RECORDED INFORMATION START
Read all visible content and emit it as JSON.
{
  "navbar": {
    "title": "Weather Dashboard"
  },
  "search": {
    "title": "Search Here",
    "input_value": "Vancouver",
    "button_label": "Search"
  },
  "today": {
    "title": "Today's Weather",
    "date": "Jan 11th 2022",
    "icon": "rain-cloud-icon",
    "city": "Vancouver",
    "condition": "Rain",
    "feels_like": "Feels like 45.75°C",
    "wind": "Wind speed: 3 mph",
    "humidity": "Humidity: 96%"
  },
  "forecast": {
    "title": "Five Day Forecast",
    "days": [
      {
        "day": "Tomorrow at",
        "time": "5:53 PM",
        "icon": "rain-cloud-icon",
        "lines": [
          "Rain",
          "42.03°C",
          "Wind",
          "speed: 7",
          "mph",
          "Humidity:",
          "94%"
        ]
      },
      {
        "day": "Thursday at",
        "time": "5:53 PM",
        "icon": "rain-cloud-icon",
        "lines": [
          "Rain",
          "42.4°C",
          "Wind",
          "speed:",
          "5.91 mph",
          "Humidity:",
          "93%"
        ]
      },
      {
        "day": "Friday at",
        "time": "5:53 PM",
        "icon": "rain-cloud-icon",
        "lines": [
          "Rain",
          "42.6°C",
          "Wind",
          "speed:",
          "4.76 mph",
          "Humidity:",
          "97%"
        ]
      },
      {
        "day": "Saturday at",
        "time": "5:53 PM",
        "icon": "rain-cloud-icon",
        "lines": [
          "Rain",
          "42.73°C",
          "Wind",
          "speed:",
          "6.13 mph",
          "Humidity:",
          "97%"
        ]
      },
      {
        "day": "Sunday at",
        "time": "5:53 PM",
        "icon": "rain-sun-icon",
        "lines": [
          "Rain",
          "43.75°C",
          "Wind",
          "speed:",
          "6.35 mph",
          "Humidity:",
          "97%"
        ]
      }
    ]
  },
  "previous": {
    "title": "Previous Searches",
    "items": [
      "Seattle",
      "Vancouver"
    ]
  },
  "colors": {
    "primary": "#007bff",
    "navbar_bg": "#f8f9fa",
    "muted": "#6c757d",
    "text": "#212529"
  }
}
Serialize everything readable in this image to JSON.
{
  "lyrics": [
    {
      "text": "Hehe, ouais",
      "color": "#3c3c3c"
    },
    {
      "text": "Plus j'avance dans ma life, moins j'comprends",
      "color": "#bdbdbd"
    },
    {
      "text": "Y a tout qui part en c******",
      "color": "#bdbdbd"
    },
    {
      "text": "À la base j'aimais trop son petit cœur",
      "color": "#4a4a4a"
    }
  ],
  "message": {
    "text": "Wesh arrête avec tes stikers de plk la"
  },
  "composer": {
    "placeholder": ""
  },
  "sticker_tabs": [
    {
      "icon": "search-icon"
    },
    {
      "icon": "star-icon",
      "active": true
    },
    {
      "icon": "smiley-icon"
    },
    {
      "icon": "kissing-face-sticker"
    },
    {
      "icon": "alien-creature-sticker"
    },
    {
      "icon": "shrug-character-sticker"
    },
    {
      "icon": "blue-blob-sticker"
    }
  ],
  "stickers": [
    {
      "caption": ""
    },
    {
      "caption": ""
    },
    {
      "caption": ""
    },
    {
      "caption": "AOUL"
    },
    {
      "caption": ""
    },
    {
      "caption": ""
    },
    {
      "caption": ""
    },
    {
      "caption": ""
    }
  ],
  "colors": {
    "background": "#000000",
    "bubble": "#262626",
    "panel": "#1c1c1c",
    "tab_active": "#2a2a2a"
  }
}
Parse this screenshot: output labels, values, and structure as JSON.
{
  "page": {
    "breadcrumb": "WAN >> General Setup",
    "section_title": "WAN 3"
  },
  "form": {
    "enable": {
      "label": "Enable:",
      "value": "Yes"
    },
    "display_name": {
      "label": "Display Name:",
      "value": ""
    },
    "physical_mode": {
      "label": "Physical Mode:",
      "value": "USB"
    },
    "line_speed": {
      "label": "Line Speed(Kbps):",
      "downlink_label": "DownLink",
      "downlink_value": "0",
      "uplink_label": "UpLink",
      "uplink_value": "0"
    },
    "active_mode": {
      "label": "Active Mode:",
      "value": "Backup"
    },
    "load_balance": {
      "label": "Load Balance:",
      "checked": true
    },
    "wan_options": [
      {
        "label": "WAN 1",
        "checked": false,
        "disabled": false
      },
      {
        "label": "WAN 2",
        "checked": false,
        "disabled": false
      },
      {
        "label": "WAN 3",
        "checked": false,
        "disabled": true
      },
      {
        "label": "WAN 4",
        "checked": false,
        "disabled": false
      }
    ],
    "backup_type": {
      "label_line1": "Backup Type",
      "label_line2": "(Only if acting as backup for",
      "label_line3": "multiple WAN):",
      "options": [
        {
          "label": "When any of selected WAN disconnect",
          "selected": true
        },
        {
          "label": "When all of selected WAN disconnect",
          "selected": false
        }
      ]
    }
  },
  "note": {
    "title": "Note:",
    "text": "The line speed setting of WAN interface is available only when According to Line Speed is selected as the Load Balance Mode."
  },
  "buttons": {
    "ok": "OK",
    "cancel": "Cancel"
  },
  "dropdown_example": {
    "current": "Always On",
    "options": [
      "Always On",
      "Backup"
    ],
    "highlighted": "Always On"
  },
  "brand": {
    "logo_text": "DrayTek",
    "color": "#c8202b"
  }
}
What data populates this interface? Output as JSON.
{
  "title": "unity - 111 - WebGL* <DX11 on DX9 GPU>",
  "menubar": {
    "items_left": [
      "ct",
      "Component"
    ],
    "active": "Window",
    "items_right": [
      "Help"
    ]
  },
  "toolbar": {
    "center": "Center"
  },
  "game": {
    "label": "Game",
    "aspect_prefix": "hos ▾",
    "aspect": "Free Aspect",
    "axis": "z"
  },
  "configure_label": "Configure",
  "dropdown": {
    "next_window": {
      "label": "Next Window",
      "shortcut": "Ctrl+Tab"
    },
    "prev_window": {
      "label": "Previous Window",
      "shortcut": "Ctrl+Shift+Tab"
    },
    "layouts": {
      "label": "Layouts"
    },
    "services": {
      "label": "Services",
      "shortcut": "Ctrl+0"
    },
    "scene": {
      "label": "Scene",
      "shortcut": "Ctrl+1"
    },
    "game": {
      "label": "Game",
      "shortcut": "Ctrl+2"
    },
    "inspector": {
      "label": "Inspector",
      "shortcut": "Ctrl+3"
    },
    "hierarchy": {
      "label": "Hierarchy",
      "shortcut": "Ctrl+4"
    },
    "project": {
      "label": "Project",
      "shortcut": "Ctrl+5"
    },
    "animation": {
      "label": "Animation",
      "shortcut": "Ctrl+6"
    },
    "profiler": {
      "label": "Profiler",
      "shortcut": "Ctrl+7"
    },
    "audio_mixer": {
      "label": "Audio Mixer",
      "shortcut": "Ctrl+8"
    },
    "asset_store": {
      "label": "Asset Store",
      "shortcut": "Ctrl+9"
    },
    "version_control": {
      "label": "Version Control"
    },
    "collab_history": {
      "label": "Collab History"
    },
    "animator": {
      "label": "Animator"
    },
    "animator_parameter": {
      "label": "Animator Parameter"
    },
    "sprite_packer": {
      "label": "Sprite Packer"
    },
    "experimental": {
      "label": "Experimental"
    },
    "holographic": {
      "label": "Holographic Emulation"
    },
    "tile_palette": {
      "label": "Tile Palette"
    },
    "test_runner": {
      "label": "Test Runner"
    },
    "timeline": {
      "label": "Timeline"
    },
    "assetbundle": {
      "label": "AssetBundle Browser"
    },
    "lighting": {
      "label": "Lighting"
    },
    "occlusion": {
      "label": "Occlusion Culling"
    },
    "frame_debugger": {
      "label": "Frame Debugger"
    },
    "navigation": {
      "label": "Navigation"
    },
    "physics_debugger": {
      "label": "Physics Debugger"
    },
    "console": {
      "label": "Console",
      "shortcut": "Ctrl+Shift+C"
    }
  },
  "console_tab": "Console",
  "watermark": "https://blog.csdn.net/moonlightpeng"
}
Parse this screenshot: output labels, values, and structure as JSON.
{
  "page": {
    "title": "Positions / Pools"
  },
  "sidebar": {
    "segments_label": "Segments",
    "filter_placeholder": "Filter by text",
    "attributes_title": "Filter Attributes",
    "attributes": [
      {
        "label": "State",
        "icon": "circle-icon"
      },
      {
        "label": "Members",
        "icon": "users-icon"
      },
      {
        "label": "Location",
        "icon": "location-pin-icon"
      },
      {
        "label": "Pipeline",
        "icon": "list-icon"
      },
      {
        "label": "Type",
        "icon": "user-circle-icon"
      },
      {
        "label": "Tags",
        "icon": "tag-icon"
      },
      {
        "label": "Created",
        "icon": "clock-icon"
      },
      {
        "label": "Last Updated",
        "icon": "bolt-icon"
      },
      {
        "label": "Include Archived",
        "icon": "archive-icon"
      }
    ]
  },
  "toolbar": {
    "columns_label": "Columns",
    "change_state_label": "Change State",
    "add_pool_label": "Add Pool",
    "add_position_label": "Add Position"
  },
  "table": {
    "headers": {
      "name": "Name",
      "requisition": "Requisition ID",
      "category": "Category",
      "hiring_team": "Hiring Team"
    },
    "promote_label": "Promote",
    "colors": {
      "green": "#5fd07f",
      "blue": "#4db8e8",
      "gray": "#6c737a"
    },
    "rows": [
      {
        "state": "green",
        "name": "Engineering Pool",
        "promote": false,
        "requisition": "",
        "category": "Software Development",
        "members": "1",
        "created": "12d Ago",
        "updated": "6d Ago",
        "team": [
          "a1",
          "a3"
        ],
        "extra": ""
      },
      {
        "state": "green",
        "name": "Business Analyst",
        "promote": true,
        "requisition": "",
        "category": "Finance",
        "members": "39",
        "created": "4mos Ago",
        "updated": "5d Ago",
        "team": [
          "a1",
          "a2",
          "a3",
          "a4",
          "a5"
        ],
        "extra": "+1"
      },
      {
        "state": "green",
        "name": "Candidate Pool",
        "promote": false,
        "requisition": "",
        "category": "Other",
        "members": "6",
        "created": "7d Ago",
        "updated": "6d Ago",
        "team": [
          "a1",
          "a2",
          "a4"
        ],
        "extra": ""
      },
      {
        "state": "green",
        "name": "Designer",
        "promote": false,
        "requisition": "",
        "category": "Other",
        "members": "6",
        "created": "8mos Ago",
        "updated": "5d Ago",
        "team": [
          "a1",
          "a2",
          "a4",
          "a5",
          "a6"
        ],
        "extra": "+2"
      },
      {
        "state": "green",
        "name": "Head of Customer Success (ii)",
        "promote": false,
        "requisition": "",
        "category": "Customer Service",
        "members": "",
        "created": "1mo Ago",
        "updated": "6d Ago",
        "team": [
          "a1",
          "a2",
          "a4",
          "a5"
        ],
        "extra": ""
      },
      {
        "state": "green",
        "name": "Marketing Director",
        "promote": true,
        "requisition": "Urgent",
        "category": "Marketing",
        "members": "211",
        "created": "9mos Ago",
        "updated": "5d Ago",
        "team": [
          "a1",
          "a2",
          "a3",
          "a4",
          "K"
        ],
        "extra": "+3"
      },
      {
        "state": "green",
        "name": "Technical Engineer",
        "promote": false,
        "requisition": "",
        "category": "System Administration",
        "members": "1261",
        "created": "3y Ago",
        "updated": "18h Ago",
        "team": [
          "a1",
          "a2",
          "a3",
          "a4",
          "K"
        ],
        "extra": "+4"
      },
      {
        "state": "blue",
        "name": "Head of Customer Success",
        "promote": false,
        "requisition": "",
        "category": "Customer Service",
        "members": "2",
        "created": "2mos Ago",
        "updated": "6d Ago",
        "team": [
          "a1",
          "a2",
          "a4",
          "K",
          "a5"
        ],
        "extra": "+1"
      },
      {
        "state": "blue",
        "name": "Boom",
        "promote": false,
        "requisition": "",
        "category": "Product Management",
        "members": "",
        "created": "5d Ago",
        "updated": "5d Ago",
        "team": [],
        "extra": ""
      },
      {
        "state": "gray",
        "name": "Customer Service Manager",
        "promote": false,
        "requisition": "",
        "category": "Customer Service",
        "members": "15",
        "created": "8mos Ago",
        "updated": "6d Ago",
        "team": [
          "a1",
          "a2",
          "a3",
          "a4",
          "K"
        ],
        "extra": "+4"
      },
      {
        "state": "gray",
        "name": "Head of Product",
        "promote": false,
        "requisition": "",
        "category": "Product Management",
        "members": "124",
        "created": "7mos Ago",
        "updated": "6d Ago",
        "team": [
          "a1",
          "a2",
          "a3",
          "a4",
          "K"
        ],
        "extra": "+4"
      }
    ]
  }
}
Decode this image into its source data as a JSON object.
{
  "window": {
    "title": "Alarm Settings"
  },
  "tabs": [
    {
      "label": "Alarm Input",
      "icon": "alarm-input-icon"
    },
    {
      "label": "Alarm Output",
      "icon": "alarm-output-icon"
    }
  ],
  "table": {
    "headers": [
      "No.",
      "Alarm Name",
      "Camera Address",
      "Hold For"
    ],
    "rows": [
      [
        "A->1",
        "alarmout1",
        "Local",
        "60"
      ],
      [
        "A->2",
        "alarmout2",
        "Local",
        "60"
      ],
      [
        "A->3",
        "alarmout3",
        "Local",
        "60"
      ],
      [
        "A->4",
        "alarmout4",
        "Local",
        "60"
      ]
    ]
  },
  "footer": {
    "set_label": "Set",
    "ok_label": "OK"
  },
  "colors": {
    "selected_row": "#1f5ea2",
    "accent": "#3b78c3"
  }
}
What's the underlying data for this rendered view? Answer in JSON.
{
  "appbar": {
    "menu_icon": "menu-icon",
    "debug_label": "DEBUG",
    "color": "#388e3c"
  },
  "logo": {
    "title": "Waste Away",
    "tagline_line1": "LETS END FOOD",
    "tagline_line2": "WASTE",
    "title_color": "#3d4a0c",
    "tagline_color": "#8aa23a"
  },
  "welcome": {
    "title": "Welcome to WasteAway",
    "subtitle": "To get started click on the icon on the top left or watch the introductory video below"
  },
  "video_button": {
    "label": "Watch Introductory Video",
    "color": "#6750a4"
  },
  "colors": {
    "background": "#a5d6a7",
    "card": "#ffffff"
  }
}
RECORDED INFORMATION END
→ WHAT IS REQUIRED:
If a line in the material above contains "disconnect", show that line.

→ FINISHED EXERCISE:
          "label": "When any of selected WAN disconnect",
          "label": "When all of selected WAN disconnect",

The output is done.